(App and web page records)
——————
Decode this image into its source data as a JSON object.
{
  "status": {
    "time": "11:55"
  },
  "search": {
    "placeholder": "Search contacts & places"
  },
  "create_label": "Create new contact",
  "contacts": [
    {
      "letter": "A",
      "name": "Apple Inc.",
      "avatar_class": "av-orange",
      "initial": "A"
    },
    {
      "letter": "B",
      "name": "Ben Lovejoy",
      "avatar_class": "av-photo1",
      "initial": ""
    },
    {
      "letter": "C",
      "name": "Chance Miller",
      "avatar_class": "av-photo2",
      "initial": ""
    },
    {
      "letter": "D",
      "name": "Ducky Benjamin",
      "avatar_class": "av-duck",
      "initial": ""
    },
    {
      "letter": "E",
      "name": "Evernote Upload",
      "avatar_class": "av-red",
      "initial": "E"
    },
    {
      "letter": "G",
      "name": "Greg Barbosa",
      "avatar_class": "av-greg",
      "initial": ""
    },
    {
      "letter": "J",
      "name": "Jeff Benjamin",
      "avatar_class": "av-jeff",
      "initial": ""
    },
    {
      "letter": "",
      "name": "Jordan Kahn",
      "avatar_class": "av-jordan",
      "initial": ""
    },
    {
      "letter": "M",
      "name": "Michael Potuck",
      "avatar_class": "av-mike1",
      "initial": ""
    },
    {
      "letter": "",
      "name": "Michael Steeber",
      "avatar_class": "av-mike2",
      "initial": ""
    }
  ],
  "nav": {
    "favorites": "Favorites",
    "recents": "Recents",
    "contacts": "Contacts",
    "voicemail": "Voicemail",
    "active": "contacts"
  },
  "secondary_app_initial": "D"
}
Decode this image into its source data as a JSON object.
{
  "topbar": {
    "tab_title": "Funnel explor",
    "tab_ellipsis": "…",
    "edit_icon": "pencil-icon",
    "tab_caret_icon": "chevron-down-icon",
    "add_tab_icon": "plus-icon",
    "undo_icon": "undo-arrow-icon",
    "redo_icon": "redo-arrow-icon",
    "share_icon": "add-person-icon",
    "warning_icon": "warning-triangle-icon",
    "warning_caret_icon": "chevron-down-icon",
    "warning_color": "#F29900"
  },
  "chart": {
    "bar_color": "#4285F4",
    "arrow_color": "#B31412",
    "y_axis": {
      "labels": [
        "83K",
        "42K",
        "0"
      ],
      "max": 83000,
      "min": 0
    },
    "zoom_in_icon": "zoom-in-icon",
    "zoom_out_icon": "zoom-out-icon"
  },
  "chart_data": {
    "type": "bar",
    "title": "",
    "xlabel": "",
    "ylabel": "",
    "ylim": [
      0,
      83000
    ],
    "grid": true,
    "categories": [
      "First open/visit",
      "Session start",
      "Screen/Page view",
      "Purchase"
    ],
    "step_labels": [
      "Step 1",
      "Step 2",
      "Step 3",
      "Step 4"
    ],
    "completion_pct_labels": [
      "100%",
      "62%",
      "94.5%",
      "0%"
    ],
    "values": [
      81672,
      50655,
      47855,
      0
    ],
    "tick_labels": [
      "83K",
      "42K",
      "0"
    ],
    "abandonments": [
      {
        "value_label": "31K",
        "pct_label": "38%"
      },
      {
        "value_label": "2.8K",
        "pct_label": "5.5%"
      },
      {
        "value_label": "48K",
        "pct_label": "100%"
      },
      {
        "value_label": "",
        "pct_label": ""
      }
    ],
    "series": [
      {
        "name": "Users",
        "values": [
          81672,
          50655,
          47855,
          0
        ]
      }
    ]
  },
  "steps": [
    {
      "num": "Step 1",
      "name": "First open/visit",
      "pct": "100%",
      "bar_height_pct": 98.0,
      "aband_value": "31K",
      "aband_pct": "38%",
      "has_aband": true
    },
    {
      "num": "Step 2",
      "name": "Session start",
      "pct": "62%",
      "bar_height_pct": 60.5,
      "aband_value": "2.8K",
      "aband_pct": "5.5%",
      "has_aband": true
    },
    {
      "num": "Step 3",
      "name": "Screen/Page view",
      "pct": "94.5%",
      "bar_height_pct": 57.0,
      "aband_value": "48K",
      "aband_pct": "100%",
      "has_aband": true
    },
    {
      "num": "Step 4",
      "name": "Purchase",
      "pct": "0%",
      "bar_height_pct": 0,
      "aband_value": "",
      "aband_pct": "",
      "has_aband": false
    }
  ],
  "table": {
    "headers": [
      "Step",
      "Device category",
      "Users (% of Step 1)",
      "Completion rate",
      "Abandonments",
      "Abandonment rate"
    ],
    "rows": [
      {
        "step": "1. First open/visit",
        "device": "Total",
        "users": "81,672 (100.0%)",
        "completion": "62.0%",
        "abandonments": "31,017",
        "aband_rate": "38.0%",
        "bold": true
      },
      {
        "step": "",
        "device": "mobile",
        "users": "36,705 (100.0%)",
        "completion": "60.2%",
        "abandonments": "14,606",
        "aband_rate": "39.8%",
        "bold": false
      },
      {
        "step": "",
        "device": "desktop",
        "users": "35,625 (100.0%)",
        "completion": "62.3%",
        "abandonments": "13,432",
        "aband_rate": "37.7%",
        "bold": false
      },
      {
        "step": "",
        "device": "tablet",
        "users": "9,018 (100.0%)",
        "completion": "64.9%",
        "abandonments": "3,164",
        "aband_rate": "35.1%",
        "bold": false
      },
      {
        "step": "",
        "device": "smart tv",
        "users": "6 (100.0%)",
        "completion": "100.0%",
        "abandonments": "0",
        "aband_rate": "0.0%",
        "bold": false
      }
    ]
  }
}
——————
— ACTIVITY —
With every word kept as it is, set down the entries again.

— PROBLEM SOLUTION —
Decode this image into its source data as a JSON object.
{
  "status": {
    "time": "11:55"
  },
  "search": {
    "placeholder": "Search contacts & places"
  },
  "create_label": "Create new contact",
  "contacts": [
    {
      "letter": "A",
      "name": "Apple Inc.",
      "avatar_class": "av-orange",
      "initial": "A"
    },
    {
      "letter": "B",
      "name": "Ben Lovejoy",
      "avatar_class": "av-photo1",
      "initial": ""
    },
    {
      "letter": "C",
      "name": "Chance Miller",
      "avatar_class": "av-photo2",
      "initial": ""
    },
    {
      "letter": "D",
      "name": "Ducky Benjamin",
      "avatar_class": "av-duck",
      "initial": ""
    },
    {
      "letter": "E",
      "name": "Evernote Upload",
      "avatar_class": "av-red",
      "initial": "E"
    },
    {
      "letter": "G",
      "name": "Greg Barbosa",
      "avatar_class": "av-greg",
      "initial": ""
    },
    {
      "letter": "J",
      "name": "Jeff Benjamin",
      "avatar_class": "av-jeff",
      "initial": ""
    },
    {
      "letter": "",
      "name": "Jordan Kahn",
      "avatar_class": "av-jordan",
      "initial": ""
    },
    {
      "letter": "M",
      "name": "Michael Potuck",
      "avatar_class": "av-mike1",
      "initial": ""
    },
    {
      "letter": "",
      "name": "Michael Steeber",
      "avatar_class": "av-mike2",
      "initial": ""
    }
  ],
  "nav": {
    "favorites": "Favorites",
    "recents": "Recents",
    "contacts": "Contacts",
    "voicemail": "Voicemail",
    "active": "contacts"
  },
  "secondary_app_initial": "D"
}
Decode this image into its source data as a JSON object.
{
  "topbar": {
    "tab_title": "Funnel explor",
    "tab_ellipsis": "…",
    "edit_icon": "pencil-icon",
    "tab_caret_icon": "chevron-down-icon",
    "add_tab_icon": "plus-icon",
    "undo_icon": "undo-arrow-icon",
    "redo_icon": "redo-arrow-icon",
    "share_icon": "add-person-icon",
    "warning_icon": "warning-triangle-icon",
    "warning_caret_icon": "chevron-down-icon",
    "warning_color": "#F29900"
  },
  "chart": {
    "bar_color": "#4285F4",
    "arrow_color": "#B31412",
    "y_axis": {
      "labels": [
        "83K",
        "42K",
        "0"
      ],
      "max": 83000,
      "min": 0
    },
    "zoom_in_icon": "zoom-in-icon",
    "zoom_out_icon": "zoom-out-icon"
  },
  "chart_data": {
    "type": "bar",
    "title": "",
    "xlabel": "",
    "ylabel": "",
    "ylim": [
      0,
      83000
    ],
    "grid": true,
    "categories": [
      "First open/visit",
      "Session start",
      "Screen/Page view",
      "Purchase"
    ],
    "step_labels": [
      "Step 1",
      "Step 2",
      "Step 3",
      "Step 4"
    ],
    "completion_pct_labels": [
      "100%",
      "62%",
      "94.5%",
      "0%"
    ],
    "values": [
      81672,
      50655,
      47855,
      0
    ],
    "tick_labels": [
      "83K",
      "42K",
      "0"
    ],
    "abandonments": [
      {
        "value_label": "31K",
        "pct_label": "38%"
      },
      {
        "value_label": "2.8K",
        "pct_label": "5.5%"
      },
      {
        "value_label": "48K",
        "pct_label": "100%"
      },
      {
        "value_label": "",
        "pct_label": ""
      }
    ],
    "series": [
      {
        "name": "Users",
        "values": [
          81672,
          50655,
          47855,
          0
        ]
      }
    ]
  },
  "steps": [
    {
      "num": "Step 1",
      "name": "First open/visit",
      "pct": "100%",
      "bar_height_pct": 98.0,
      "aband_value": "31K",
      "aband_pct": "38%",
      "has_aband": true
    },
    {
      "num": "Step 2",
      "name": "Session start",
      "pct": "62%",
      "bar_height_pct": 60.5,
      "aband_value": "2.8K",
      "aband_pct": "5.5%",
      "has_aband": true
    },
    {
      "num": "Step 3",
      "name": "Screen/Page view",
      "pct": "94.5%",
      "bar_height_pct": 57.0,
      "aband_value": "48K",
      "aband_pct": "100%",
      "has_aband": true
    },
    {
      "num": "Step 4",
      "name": "Purchase",
      "pct": "0%",
      "bar_height_pct": 0,
      "aband_value": "",
      "aband_pct": "",
      "has_aband": false
    }
  ],
  "table": {
    "headers": [
      "Step",
      "Device category",
      "Users (% of Step 1)",
      "Completion rate",
      "Abandonments",
      "Abandonment rate"
    ],
    "rows": [
      {
        "step": "1. First open/visit",
        "device": "Total",
        "users": "81,672 (100.0%)",
        "completion": "62.0%",
        "abandonments": "31,017",
        "aband_rate": "38.0%",
        "bold": true
      },
      {
        "step": "",
        "device": "mobile",
        "users": "36,705 (100.0%)",
        "completion": "60.2%",
        "abandonments": "14,606",
        "aband_rate": "39.8%",
        "bold": false
      },
      {
        "step": "",
        "device": "desktop",
        "users": "35,625 (100.0%)",
        "completion": "62.3%",
        "abandonments": "13,432",
        "aband_rate": "37.7%",
        "bold": false
      },
      {
        "step": "",
        "device": "tablet",
        "users": "9,018 (100.0%)",
        "completion": "64.9%",
        "abandonments": "3,164",
        "aband_rate": "35.1%",
        "bold": false
      },
      {
        "step": "",
        "device": "smart tv",
        "users": "6 (100.0%)",
        "completion": "100.0%",
        "abandonments": "0",
        "aband_rate": "0.0%",
        "bold": false
      }
    ]
  }
}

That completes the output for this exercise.